== Segment start ==

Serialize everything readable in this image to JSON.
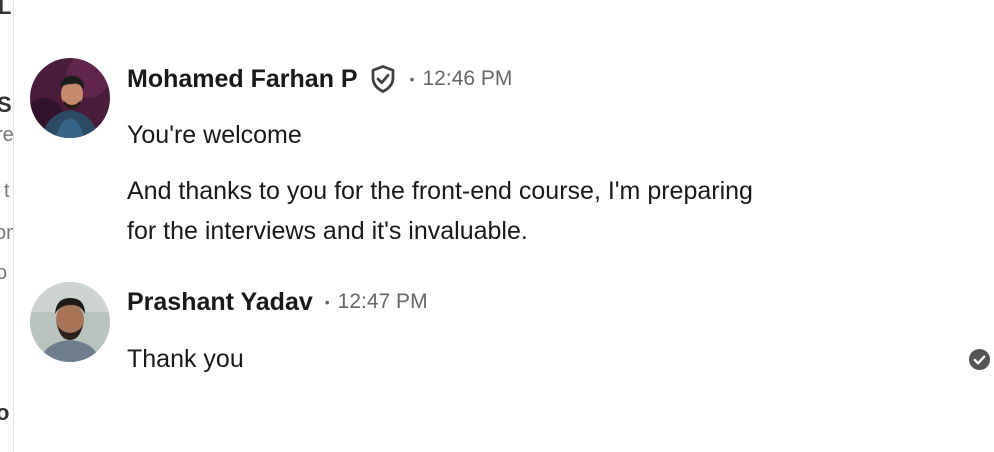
{
  "messages": [
    {
      "sender": "Mohamed Farhan P",
      "verified": true,
      "time": "12:46 PM",
      "paragraphs": [
        "You're welcome",
        "And thanks to you for the front-end course, I'm preparing",
        "for the interviews and it's invaluable."
      ]
    },
    {
      "sender": "Prashant Yadav",
      "verified": false,
      "time": "12:47 PM",
      "paragraphs": [
        "Thank you"
      ],
      "status_icon": "read-receipt-check-icon"
    }
  ],
  "separator": "•",
  "left_panel_fragments": [
    "L",
    "Si",
    "re",
    "j t",
    "on",
    "o",
    "o"
  ],
  "colors": {
    "avatar1_bg": "#4a1b3a",
    "avatar2_bg": "#b9c3bd",
    "read_icon": "#555555",
    "timestamp": "#666666"
  }
}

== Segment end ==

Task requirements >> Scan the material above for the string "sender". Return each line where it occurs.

Result for this exercise >>
      "sender": "Mohamed Farhan P",
      "sender": "Prashant Yadav",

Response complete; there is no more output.